Paul Keating has accused the Reserve Bank of Australia governor, Philip Lowe, of failing to comprehend “the key income facts of the last eight years” when he argued that lifting the super guarantee would create lower wages growth.
Keating was responding to comments Lowe made to a parliamentary committee in the middle of August. The governor said if the Morrison government proceeded with lifting the guarantee from 9.5% to 12%: “I would expect wage growth to be even lower than it otherwise would be.”
Lowe said the planned increase would result in “less current income and if there is less income, there may be less spending, and if there is less spending, there may be less jobs”.
In a podcast hosted by the shadow health minister, Chris Bowen, and Sam Crosby, the executive director of the McKell Institute, Keating rounded on Lowe. The former Labor prime minister and architect of compulsory superannuation said the governor advancing that argument indicated he had “no regard for the key income facts of the last eight years”.
Keating said there had been “zero” wages growth since 2012. “The governor talks about wages growth and the need of it, but there is none.
“But there has also been no increase in superannuation since 2013, since the Hockey budget of that time,” he said.
“It is possible to make a case in the very long run, over 30 or 50 years, that the allocation of superannuation may come at a cost of cash wages, but it is impossible to argue that now.”
He said the enterprise bargaining system was now failing workers, because it was not rewarding them for increases in productivity. “It is broken down, and for the Reserve Bank governor not to notice this central fact is like saying ‘I’m breathing but I’m not sure it’s oxygen’, but of course it is oxygen.”
Keating has resumed public commentary in response to frequent hints from the Morrison government that it may not proceed with an increase to the superannuation guarantee despite promising to increase the rate to 12% in the 2019 election.
On the Rekindling Hope podcast, Keating said it was hard to comprehend how the central bank could fail to understand major trends in the compensation of employees.
Keating said during an appearance before a parliamentary committee in Canberra, Lowe had told the politicians asking him questions that he didn’t want to make a political point about superannuation “but went on immediately to make a political point” which failed to distinguish the change in the relationship between productivity and wages.
Keating noted that the minutes produced by the RBA after every board meeting were incredibly nuanced “but the bank can’t notice there’s been no wage increases for eight years and no increases in superannuation – this is pretty remarkable”.
The former Labor prime minister has been on the warpath against Liberal backbenchers critical of the compulsory superannuation system, and has blasted the Morrison government’s decision to allow people to draw down on their superannuation during the coronavirus crisis.
Keating argued that decision will force young people to bear the brunt of bailing out the economy, and it will rob them of their retirement income.
He declared on the podcast the Liberal party “have been opposed to superannuation from the get-go” and he said the current government failed to comprehend that the national savings pool would turn Australia into an exporter of capital.

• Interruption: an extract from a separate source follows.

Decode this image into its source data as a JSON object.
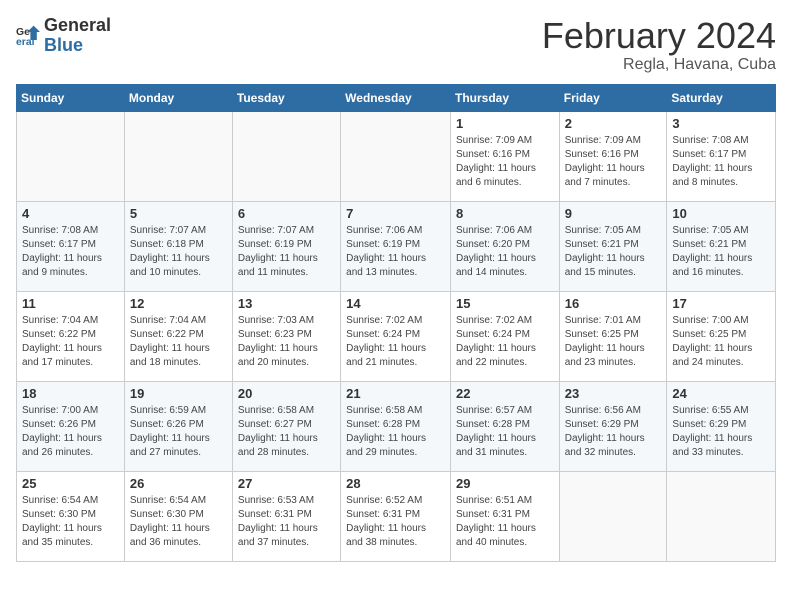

He said the government needed to discard its “prejudicial” attitudes and understand the super system removed “the great capital yoke” from Australia which had persisted since 1788. He said in five years, Australia would be running a structural account surplus as a consequence of superannuation.